§ **Activity**
Work through the data below and copy out every line where "搭色观山月白底" is found.

——

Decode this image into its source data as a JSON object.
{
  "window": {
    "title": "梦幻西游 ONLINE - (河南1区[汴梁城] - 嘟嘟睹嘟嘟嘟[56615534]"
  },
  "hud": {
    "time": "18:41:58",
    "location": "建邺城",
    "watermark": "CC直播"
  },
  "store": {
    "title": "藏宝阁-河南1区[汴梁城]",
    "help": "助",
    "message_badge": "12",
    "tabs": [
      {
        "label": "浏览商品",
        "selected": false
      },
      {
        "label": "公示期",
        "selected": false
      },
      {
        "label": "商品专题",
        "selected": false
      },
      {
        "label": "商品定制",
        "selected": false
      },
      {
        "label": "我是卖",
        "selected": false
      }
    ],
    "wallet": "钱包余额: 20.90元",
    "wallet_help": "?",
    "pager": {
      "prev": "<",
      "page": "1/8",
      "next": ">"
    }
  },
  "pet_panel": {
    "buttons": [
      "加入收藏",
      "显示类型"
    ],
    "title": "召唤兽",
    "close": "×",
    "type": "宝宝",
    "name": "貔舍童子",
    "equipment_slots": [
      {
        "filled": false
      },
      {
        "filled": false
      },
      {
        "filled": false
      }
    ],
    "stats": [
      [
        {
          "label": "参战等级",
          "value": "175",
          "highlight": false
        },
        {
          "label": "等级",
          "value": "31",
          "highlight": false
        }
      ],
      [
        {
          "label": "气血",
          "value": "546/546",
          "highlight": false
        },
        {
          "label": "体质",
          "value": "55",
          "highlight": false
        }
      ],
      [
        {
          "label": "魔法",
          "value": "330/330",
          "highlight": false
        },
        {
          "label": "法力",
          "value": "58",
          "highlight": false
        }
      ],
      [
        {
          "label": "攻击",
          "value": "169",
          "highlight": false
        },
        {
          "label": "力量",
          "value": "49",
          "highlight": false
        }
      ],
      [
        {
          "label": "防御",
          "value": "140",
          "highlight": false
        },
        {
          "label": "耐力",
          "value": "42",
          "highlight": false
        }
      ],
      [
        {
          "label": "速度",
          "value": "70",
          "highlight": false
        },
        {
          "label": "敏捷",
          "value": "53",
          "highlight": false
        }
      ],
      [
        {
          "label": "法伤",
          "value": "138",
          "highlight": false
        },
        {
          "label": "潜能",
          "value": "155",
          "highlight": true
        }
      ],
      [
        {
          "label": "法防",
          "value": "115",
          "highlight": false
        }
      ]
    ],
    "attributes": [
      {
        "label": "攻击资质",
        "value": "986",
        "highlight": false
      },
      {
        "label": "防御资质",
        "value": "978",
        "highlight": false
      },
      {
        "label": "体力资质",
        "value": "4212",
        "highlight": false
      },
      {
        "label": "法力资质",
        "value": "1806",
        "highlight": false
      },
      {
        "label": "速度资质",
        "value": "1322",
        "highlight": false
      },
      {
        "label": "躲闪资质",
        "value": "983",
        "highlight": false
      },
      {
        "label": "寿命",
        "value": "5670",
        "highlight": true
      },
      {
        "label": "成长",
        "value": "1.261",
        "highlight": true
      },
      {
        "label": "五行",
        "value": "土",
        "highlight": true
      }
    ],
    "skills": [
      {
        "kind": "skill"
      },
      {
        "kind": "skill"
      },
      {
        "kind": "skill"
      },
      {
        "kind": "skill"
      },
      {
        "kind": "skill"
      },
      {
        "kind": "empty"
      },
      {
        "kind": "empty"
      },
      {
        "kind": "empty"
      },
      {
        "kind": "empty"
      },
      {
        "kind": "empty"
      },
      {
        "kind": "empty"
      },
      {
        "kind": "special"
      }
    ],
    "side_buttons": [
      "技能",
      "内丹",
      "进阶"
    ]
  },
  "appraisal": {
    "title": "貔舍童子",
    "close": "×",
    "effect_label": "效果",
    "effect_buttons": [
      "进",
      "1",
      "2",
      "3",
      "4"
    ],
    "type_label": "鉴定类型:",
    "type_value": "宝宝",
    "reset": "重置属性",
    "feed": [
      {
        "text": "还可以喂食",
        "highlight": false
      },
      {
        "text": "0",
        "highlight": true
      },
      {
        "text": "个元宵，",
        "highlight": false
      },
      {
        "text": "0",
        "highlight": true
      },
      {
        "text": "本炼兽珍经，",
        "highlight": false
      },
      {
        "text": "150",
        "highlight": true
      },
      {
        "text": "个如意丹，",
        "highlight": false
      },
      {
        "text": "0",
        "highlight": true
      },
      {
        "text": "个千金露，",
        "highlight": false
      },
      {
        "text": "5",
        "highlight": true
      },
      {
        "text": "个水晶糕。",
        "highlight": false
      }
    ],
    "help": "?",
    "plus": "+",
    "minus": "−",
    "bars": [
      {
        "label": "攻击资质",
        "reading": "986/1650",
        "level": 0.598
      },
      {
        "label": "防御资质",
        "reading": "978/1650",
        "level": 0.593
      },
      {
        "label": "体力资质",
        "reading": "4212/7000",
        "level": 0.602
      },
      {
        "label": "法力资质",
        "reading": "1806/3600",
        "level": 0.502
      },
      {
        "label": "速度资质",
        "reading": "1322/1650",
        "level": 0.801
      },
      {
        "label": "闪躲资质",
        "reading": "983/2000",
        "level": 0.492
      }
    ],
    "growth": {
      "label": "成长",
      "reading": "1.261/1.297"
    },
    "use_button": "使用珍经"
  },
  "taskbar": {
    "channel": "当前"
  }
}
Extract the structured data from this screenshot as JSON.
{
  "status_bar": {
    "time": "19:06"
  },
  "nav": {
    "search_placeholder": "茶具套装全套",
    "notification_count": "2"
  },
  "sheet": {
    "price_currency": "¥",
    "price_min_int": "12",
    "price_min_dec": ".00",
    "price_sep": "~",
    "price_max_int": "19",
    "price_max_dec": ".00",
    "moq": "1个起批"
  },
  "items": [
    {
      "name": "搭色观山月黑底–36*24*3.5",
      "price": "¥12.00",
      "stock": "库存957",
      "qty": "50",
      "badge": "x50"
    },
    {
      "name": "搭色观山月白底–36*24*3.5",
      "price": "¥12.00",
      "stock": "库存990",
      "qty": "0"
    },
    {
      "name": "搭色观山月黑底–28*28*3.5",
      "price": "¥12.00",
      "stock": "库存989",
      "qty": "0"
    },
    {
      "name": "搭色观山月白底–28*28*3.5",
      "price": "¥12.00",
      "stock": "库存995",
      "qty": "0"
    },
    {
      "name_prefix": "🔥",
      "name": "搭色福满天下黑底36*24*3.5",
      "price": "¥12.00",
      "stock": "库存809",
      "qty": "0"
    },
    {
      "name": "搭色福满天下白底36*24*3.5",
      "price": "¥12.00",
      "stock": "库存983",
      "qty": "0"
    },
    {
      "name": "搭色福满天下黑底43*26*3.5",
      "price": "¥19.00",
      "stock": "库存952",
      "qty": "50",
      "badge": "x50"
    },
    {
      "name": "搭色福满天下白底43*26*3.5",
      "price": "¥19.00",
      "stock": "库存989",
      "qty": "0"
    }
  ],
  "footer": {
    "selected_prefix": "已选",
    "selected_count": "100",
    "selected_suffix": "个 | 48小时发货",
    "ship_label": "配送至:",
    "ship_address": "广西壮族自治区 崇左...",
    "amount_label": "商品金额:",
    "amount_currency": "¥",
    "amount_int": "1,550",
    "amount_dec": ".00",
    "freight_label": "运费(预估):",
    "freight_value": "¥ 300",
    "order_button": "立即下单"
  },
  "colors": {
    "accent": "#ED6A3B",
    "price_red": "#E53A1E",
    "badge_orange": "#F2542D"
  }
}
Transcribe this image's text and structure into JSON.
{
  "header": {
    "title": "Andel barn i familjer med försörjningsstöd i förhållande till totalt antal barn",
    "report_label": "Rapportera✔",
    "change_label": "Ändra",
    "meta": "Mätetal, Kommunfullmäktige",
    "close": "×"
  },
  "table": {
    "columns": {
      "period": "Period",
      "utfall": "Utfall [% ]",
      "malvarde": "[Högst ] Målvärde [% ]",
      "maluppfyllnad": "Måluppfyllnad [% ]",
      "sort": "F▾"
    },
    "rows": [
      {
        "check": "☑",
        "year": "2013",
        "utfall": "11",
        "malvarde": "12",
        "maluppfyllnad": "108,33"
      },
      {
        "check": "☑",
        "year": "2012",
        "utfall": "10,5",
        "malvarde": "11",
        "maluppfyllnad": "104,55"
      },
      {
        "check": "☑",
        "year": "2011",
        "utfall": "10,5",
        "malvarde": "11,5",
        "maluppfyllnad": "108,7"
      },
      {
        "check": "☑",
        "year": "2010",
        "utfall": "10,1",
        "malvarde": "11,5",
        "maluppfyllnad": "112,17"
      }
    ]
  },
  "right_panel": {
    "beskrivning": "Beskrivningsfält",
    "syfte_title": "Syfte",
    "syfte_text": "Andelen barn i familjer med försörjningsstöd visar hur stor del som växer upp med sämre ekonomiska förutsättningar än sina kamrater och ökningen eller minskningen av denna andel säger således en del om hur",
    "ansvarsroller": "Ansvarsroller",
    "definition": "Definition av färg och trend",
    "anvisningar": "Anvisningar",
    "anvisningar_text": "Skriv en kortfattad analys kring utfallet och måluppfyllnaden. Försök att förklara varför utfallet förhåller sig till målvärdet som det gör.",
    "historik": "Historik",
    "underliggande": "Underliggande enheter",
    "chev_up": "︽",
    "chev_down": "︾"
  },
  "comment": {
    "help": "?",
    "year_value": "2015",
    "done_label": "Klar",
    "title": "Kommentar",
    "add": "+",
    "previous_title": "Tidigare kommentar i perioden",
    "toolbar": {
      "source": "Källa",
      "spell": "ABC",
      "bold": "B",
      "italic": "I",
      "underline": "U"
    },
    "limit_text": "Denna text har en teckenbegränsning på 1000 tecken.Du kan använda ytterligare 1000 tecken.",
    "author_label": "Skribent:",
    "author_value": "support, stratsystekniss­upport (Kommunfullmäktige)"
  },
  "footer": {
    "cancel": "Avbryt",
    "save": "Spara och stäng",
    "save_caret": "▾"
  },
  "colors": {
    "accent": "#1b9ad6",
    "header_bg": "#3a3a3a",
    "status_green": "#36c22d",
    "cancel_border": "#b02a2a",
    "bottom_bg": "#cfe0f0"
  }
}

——

§ **Answer to this task**
      "name": "搭色观山月白底–36*24*3.5",
      "name": "搭色观山月白底–28*28*3.5",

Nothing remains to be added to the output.